Gah! This movie is not "brainy" or "smart" or "morally complex" or that of that stuff! It made me dUmbEr and I actually felt a tad manipulated and even insulted by what was supposedly passing for braininess. I thought the plot and "themes" were really pretty silly, and to the extent that it stimulated your brain, you really should read better books. Or something. Here goes my laundry list of whines.
-Generally speaking, this movie had a bunch of the same (tiresome by this point) themes that every damn superhero movie has, but since it was darker, people feel the need to take it more seriously. E.g., Batman questioning whether he should give up being a superhero. Maybe he’s doing more harm than good! This happens in every superhero franchise. I didn’t find it particularly compelling the first time I encountered it, and it’s not any more interesting in this movie. I kept expecting Morgan Freeman to say "with great power comes great responsibility"….
-The DA guy’s character change: makes. no. fucking. sense. So some of those cops were corrupt… Why does he want to kill Gary Oldman’s family? Gary Oldman didn’t do anything to him. So… the Joker turned him evil by killing his gf and showing him "the folly of planning."… This does not impress me. If this plot element was supposed to be "brainy" or "morally complex" than apparently I lack a brain and also lack moral curiosity.
-The coin-tossing conceit in No Country for Old Men was awesome and rather chilling, whereas in the film, it was just rather lame and, frankly, confusing. Many films try to invoke fate or chance in the hopes of achieving some gravitas, but these attempts almost always wind up just being dumb.
-People are fundamentally good, even hardened criminals (and we know that big black dudes are the hardenedest criminals of all…)! The Joker was wrong! Wooooooooooo people! Would people really react that way if faced with that boat situation? I don’t know, but I suspect not, since it only takes one. I do know that I can’t muster up the energy to care about that particular absurd situation. The only way I would have liked that scene is if the movie had taken seriously the idea that maybe they should blow up the other boat. I might have liked that.
The ending really was awful. We were supposed to feel somber or sad or heart-swellingly proud or some such thing when Batman has to go into hiding and they destroy the bat signal. But it’s hard to feel that when it doesn’t make any fucking sense! Why should the people of Gotham hate Batman? He seems like a great guy to me. Fights crime. Why celebrate the DA guy? Why were supposed to even like him in the first place? We were I guess supposed to accept the notion that he was the somehow better successor to Batman as the savior of the city who people could believe in or whatever, but there were no reasons given for that.
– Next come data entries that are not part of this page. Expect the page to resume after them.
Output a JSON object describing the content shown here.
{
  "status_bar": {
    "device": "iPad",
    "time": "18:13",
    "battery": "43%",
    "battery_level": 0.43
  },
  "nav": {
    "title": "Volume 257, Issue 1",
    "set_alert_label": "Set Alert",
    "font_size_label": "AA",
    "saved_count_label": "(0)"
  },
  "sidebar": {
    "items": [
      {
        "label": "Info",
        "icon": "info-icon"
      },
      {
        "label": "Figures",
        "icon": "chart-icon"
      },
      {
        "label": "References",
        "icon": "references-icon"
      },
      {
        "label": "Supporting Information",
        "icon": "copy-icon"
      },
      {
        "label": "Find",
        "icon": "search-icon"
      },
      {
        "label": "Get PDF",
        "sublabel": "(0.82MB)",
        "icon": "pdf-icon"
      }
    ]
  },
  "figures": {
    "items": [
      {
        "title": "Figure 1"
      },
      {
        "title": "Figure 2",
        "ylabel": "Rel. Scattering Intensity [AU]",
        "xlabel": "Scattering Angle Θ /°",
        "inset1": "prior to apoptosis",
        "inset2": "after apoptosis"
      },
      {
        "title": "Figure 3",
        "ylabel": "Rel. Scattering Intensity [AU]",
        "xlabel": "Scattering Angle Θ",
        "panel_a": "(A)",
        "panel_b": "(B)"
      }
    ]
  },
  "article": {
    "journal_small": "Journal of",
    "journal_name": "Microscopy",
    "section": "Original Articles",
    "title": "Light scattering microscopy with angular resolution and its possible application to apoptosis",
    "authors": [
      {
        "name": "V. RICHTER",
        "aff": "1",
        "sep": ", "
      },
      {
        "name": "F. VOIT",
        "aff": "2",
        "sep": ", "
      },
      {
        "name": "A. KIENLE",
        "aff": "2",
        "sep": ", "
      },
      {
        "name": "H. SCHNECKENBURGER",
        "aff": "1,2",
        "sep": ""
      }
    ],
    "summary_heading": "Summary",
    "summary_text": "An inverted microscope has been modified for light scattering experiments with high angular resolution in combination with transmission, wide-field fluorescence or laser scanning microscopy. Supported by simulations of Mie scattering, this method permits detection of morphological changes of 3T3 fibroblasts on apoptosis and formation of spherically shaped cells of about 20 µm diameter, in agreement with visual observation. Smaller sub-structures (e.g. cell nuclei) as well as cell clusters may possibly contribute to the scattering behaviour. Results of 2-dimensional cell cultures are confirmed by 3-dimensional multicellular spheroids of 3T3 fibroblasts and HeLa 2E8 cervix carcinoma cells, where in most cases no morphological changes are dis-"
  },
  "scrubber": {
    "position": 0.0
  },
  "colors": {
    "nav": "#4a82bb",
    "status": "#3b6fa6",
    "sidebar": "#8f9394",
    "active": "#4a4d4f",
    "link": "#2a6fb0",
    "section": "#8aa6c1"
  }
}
It is just confusing!
-It invoked some contemporary debates about terrorism and surveillance, but didn’t really do much more than invoke them, and I would personally rather than films not invoke such things at all, as they (especially action movies) are quite poor vehicles for any insight into such matters. I challenge any of you: What did the movie say about such issues that was interesting in the slightest? One can probably draw absurd lessons right (such as in today’s WSJ…) or left, but in either case it is just people projecting their opinions onto the film.
-Batman’s voice: what the fuck was up with that? It was terrible!
I miss Adam West.
Have at me, if you managed to get through all that…..